*** Begin section ***

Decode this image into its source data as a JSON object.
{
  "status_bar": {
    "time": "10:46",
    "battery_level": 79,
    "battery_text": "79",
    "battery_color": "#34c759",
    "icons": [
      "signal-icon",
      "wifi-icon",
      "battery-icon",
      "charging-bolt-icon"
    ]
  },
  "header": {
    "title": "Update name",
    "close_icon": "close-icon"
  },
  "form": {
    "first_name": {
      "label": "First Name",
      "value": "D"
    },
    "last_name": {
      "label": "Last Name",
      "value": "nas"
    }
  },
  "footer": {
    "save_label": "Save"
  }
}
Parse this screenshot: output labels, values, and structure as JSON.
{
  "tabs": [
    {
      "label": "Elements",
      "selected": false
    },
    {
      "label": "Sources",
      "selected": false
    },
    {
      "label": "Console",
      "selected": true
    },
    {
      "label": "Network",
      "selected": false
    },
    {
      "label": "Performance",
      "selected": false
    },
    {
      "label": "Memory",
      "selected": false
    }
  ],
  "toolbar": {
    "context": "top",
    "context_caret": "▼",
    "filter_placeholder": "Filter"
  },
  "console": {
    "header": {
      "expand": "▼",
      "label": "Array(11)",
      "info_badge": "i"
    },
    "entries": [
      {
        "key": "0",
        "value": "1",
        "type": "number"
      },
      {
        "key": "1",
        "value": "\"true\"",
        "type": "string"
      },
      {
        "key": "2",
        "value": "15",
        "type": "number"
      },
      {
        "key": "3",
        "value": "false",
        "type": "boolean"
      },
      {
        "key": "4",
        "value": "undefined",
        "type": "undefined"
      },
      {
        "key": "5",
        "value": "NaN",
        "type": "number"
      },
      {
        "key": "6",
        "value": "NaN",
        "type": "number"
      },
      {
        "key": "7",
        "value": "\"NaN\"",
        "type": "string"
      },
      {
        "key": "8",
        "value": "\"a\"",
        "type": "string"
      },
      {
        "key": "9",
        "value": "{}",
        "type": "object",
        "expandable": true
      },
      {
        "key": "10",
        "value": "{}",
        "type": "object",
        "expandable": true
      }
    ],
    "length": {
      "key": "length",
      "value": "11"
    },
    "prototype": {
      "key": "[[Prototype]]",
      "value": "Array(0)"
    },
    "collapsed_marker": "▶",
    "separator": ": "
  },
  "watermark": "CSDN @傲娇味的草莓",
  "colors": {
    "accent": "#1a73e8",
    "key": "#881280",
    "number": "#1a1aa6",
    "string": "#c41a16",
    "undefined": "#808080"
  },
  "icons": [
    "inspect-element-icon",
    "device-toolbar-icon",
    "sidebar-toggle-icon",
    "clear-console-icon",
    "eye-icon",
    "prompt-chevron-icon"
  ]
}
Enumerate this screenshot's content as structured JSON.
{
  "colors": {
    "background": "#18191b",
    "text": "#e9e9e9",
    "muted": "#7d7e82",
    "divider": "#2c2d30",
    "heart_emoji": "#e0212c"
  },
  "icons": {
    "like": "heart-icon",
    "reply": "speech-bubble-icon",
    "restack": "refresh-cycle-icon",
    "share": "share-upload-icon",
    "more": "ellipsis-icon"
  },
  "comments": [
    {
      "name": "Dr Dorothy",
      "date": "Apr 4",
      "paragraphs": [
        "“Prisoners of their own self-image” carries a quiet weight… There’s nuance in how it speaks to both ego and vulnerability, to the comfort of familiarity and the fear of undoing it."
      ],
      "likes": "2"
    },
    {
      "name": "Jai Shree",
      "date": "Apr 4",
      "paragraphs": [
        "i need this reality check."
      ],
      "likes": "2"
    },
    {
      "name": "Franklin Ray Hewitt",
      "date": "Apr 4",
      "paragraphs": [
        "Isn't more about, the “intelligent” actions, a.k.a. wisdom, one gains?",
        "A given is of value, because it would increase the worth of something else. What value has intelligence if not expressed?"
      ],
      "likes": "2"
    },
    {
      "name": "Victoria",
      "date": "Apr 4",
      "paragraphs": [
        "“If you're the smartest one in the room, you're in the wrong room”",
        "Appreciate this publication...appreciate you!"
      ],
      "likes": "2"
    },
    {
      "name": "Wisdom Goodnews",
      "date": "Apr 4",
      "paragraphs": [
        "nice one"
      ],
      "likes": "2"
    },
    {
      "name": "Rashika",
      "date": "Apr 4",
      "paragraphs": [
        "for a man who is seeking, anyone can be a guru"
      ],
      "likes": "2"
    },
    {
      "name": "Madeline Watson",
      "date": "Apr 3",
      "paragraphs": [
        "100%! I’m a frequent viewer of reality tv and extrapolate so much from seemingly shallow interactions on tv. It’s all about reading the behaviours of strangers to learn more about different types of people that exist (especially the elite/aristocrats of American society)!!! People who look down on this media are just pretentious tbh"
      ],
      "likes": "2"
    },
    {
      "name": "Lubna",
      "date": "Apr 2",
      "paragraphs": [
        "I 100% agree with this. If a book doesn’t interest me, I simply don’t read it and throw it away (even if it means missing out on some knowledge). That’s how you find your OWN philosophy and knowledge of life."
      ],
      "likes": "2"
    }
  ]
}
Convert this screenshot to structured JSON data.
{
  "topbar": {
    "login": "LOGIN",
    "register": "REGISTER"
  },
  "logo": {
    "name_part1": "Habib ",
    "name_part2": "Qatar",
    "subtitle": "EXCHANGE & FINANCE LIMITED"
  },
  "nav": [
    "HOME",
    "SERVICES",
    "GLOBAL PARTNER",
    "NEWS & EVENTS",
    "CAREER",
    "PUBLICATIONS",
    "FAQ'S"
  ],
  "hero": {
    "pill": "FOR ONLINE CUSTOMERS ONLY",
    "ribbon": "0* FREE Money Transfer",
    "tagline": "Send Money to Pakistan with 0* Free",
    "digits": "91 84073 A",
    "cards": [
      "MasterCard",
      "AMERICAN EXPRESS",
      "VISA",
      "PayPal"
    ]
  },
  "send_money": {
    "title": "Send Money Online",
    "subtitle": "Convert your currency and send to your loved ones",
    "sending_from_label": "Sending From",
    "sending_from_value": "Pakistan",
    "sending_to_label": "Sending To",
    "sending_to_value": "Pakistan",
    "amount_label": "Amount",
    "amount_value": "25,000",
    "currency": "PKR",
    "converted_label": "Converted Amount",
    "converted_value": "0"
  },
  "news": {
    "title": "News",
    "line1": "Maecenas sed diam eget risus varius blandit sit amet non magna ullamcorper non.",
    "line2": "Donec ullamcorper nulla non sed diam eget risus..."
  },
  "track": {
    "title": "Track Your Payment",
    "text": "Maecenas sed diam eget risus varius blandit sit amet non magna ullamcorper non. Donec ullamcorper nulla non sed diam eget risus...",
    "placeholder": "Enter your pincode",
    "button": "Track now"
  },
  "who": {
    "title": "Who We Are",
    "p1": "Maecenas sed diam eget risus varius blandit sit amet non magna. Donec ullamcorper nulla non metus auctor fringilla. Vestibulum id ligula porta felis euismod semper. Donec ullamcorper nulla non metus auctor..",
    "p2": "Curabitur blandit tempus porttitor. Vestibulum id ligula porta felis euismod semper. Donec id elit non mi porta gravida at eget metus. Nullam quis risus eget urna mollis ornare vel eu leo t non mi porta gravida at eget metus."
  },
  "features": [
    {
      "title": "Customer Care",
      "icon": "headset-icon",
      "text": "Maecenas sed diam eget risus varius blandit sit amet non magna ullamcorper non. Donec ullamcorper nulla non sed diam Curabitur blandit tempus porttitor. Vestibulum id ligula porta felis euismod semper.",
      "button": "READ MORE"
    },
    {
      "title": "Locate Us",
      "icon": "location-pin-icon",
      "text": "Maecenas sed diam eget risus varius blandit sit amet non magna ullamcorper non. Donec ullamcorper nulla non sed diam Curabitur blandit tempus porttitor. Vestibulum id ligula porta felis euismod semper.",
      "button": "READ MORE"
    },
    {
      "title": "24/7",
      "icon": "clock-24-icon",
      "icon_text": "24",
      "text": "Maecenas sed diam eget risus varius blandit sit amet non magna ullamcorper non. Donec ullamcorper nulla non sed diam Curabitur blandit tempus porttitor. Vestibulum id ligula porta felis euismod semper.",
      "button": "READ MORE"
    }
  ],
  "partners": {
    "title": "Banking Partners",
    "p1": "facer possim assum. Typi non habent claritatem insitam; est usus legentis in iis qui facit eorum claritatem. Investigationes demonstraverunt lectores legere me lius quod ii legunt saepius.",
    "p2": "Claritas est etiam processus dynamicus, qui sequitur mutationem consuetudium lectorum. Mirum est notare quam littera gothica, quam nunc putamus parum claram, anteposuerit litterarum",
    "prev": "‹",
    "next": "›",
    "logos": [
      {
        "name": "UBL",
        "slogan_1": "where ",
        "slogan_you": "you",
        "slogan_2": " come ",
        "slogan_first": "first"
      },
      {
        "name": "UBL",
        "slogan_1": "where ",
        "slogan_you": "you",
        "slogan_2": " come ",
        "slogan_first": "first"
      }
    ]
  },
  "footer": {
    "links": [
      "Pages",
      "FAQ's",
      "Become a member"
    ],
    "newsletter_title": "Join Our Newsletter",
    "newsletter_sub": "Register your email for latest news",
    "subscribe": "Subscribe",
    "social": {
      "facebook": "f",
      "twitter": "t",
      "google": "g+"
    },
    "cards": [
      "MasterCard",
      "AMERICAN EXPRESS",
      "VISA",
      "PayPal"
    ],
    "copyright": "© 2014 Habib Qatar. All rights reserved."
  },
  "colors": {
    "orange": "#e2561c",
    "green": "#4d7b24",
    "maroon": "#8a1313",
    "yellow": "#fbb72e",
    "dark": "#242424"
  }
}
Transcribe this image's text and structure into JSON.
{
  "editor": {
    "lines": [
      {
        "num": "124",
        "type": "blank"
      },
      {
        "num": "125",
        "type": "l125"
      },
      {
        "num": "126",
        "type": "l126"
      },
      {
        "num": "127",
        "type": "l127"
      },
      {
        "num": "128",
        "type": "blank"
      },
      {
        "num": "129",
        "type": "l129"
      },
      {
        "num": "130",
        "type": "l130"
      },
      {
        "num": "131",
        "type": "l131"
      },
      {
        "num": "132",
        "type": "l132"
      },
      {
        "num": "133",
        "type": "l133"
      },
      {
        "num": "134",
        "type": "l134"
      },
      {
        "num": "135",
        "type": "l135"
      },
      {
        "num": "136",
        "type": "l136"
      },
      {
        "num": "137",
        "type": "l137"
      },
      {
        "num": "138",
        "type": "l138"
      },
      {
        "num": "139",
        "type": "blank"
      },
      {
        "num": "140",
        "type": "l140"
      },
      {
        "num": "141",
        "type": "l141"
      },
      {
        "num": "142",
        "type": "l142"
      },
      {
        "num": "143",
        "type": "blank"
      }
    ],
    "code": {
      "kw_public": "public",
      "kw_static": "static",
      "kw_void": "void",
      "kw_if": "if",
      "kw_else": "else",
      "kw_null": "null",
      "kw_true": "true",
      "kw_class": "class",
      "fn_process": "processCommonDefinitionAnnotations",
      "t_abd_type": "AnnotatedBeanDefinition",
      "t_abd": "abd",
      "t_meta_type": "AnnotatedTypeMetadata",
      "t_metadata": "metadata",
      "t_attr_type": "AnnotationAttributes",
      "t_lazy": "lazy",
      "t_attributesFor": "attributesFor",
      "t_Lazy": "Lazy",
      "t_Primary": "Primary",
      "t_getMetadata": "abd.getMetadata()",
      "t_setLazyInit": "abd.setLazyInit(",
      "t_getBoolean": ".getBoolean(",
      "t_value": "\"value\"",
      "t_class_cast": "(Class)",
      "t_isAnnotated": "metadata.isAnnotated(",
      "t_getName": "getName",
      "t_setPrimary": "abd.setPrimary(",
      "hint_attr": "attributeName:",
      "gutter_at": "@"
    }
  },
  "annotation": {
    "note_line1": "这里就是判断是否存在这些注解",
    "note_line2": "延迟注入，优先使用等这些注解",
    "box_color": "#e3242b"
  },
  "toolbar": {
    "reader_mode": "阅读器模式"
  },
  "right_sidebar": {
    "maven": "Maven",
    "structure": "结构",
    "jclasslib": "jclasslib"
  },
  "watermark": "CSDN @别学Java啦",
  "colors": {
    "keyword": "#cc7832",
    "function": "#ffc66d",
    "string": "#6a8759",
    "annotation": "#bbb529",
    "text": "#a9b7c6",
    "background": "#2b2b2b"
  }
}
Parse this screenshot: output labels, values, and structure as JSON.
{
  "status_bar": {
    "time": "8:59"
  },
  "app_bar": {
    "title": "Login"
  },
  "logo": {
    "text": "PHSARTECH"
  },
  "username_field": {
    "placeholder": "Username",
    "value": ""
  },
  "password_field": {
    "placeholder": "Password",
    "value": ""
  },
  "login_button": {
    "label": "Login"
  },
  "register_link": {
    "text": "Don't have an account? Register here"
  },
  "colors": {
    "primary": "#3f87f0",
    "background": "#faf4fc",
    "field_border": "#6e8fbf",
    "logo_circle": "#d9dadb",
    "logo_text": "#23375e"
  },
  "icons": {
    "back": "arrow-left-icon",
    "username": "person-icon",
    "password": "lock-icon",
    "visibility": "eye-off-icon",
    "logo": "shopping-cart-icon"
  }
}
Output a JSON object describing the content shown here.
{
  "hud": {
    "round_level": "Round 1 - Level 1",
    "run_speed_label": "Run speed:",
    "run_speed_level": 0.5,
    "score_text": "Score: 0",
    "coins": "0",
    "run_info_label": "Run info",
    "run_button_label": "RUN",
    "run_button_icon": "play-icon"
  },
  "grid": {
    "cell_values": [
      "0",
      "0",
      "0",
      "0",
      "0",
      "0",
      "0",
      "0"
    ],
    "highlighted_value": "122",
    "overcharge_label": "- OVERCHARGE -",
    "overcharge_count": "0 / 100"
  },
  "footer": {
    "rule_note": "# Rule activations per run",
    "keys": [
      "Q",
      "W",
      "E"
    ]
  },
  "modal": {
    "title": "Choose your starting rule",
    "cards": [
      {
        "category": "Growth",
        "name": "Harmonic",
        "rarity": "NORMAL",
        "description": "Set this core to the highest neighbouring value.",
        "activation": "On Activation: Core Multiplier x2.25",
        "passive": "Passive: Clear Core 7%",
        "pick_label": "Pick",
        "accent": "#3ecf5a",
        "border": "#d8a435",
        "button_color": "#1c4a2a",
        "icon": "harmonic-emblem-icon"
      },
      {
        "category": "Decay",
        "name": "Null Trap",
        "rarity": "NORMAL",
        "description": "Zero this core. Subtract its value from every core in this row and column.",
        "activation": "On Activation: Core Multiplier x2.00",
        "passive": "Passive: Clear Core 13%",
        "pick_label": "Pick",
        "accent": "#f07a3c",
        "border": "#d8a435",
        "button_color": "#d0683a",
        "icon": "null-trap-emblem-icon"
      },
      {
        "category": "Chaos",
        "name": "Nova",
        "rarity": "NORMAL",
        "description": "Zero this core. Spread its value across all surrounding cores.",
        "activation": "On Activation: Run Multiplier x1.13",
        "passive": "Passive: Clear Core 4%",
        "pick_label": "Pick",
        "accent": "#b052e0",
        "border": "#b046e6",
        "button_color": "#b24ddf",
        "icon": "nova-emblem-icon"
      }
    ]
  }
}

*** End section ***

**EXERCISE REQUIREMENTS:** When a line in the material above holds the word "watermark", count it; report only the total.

**FINISHED EXERCISE:** 2